Ignacio Ramos and Jose Alonso Compean, the two former Border Patrol agents whose prison sentences were commuted by President Bush this week, made an awful lot of mistakes on that day in February 2005 when they met Osvaldo Aldrete Davila near the U.S.-Mexico border.
At the time, Aldrete Davila was crossing illegally into the United States in a van carrying 743 pounds of marijuana. When he saw the agents coming toward him, he turned back toward Mexico. They pursued him until he lost control of the van and scrambled out. There was a scuffle, he broke away -- and the agents fired about 15 shots, ultimately hitting him in the buttocks. Aldrete Davila, it turned out, was unarmed; he stumbled away, and the agents failed to catch him. They didn’t even know for sure whether they had hit him, but they decided not to report the incident and carefully removed all the shotgun shell casings from the ground.
When the facts emerged, the U.S. attorney for the Western District of Texas decided to prosecute, which seems like a reasonable decision. An unarmed man had been shot while fleeing, a coverup had taken place, and it was unclear whether the agents’ explanations could pass muster. Ramos and Compean were convicted of an assortment of weapon and assault charges and sentenced to 11 and 12 years, respectively. That’s a very long time considering that Aldrete Davila wasn’t killed -- but the judge’s hands were tied by a law requiring a mandatory 10-year minimum sentence because a firearm was discharged during a crime of violence.
That was when the case took on a life of its own, becoming a cause celebre in the immigration wars. Anti-immigration advocates portrayed the agents as “good guys” who were being “crucified” merely for doing their jobs. Lobbying began in earnest for a full pardon. CNN’s resident xenophobe, Lou Dobbs, took up the cause.
It is depressing that the discussion degenerated so far. Like so much of our national discourse, the debate over immigration is too often emotional, overwrought and irrational. The simple truth is that law enforcement officers are not all good, and they’re certainly not entitled to shoot people who don’t pose them any harm -- even drug smugglers or illegal immigrants.
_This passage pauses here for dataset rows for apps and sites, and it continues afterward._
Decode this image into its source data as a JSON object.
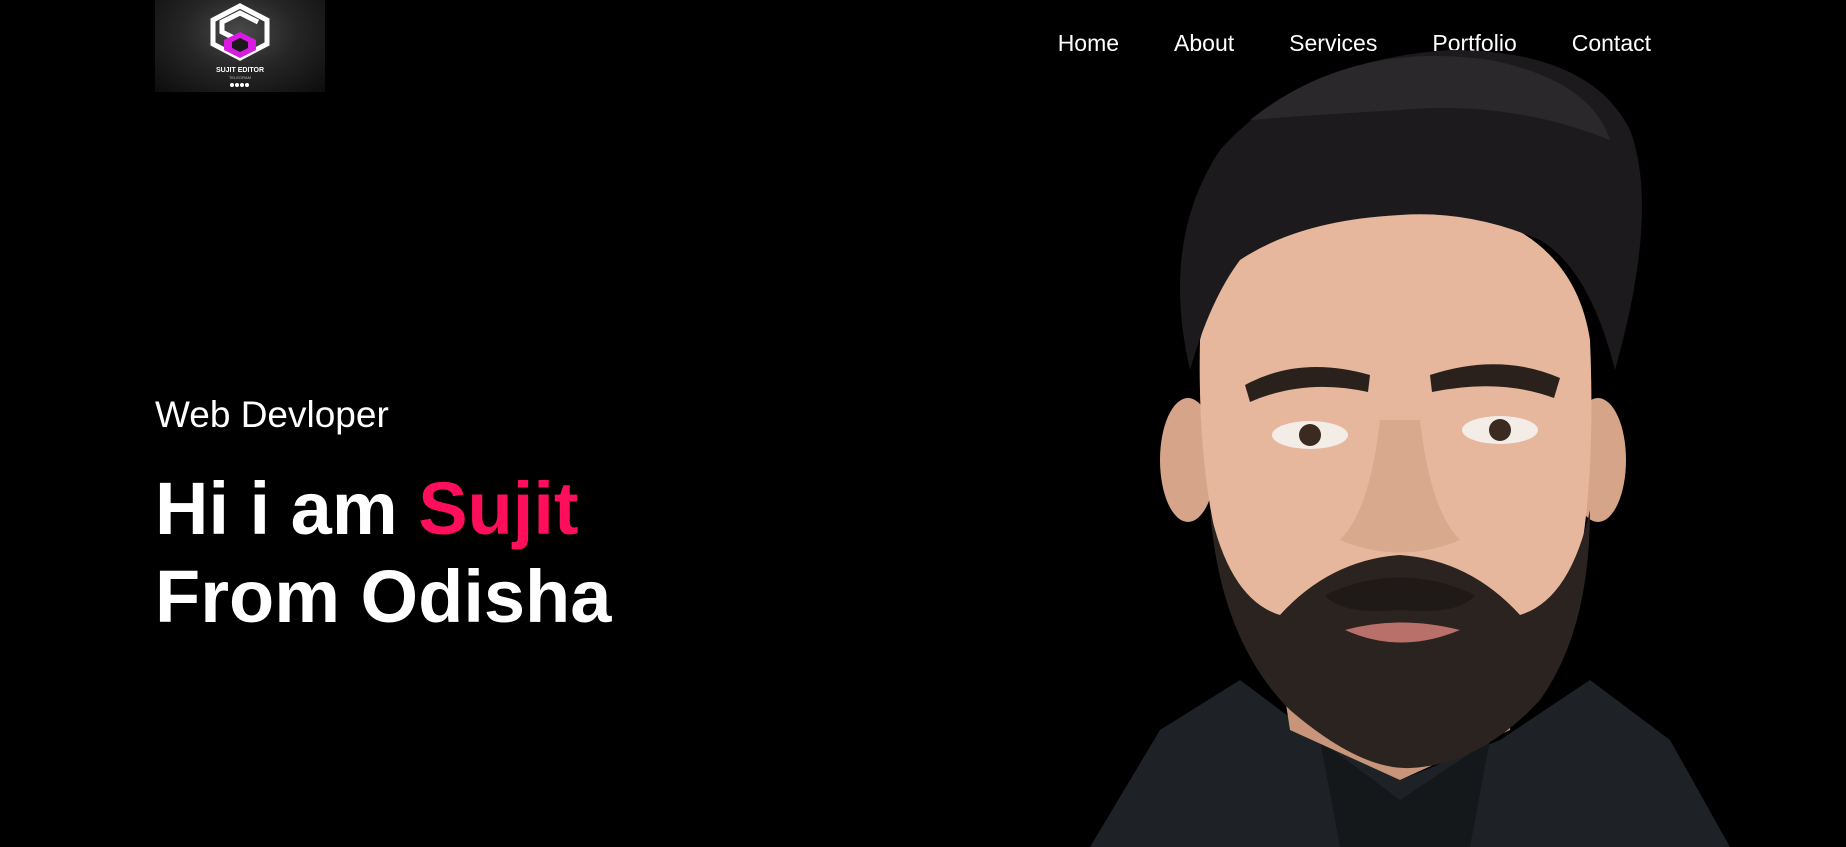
{
  "brand": {
    "logo_icon": "sujit-editor-logo-icon",
    "logo_text": "SUJIT EDITOR",
    "logo_subtext": "TELEGRAM"
  },
  "nav": {
    "items": [
      {
        "label": "Home"
      },
      {
        "label": "About"
      },
      {
        "label": "Services"
      },
      {
        "label": "Portfolio"
      },
      {
        "label": "Contact"
      }
    ]
  },
  "hero": {
    "subtitle": "Web Devloper",
    "title_prefix": "Hi i am ",
    "title_name": "Sujit",
    "title_line2": "From Odisha"
  },
  "colors": {
    "background": "#000000",
    "text": "#ffffff",
    "accent": "#ff0f5b",
    "logo_accent": "#d81be0"
  }
}
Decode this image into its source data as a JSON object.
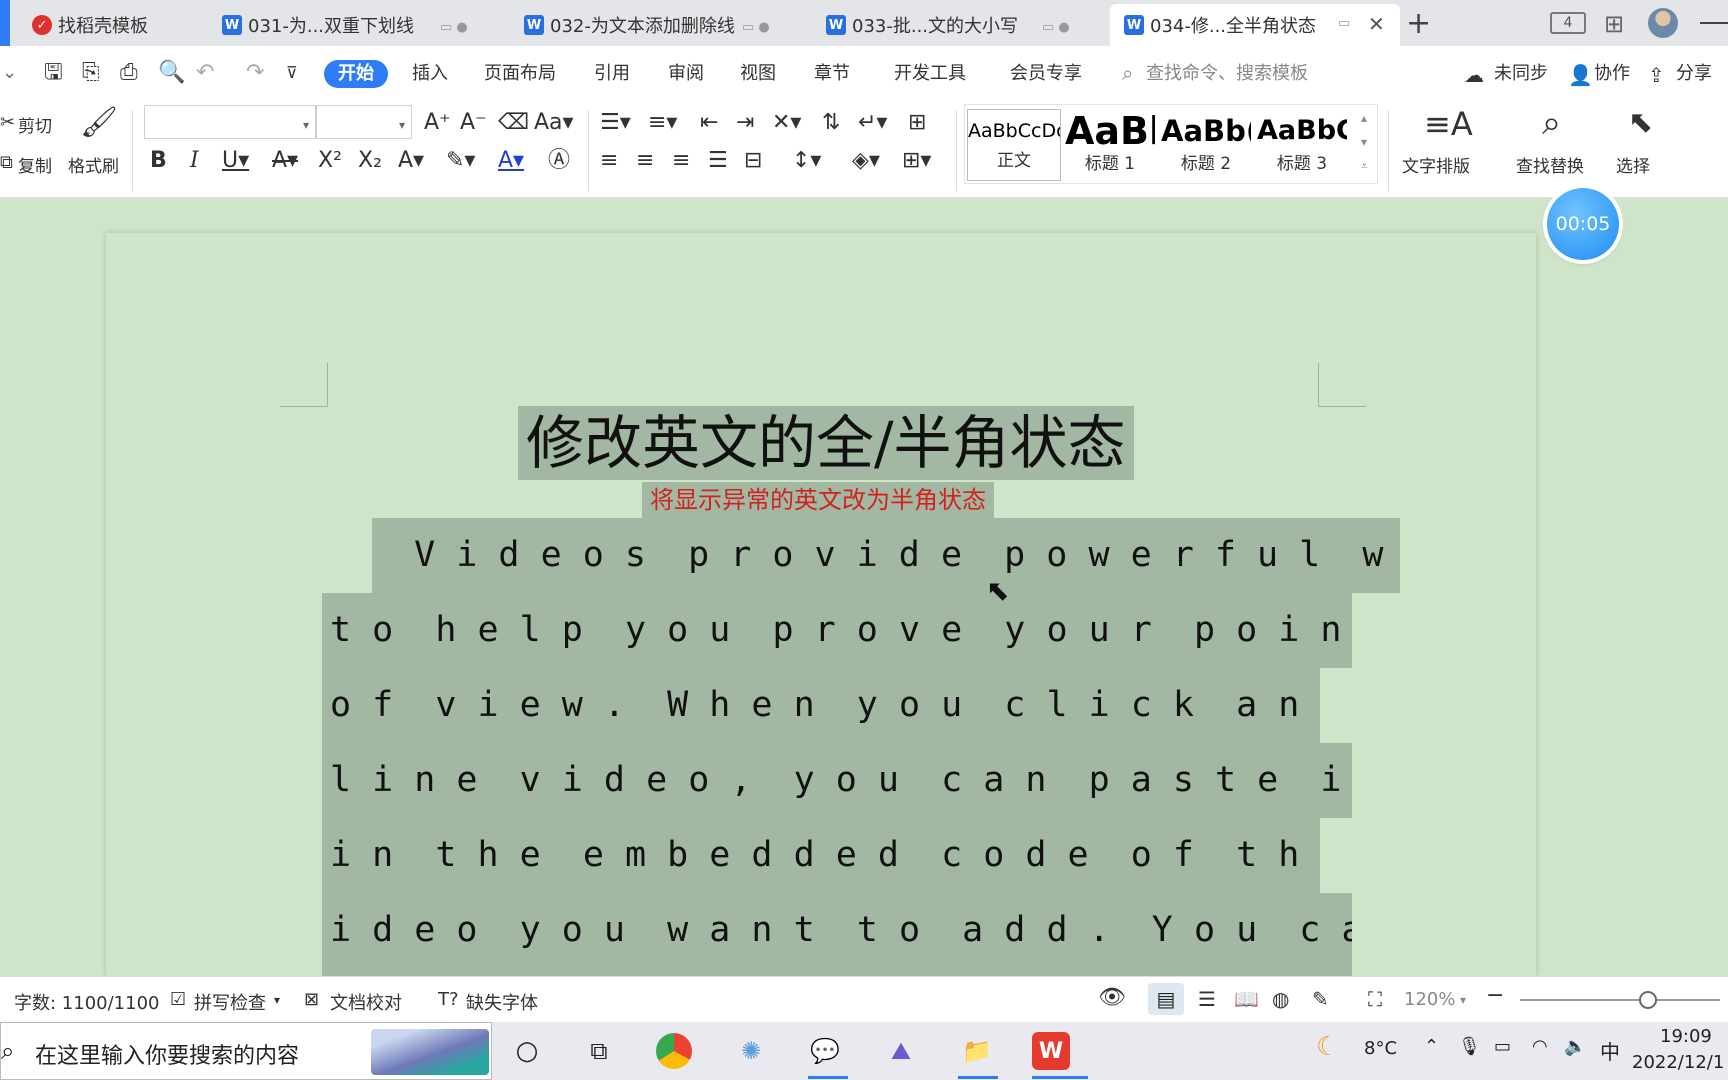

This page believes that the agents committed serious felonies and were rightly prosecuted. But the sentences they received were also too long. As we have argued in the past, taking discretion away from judges by imposing mandatory sentencing rules is almost never a good idea. By granting a commutation rather than a full pardon, Bush said -- rightly -- that the agents’ punishment should be reduced but that the underlying conviction should remain on the books.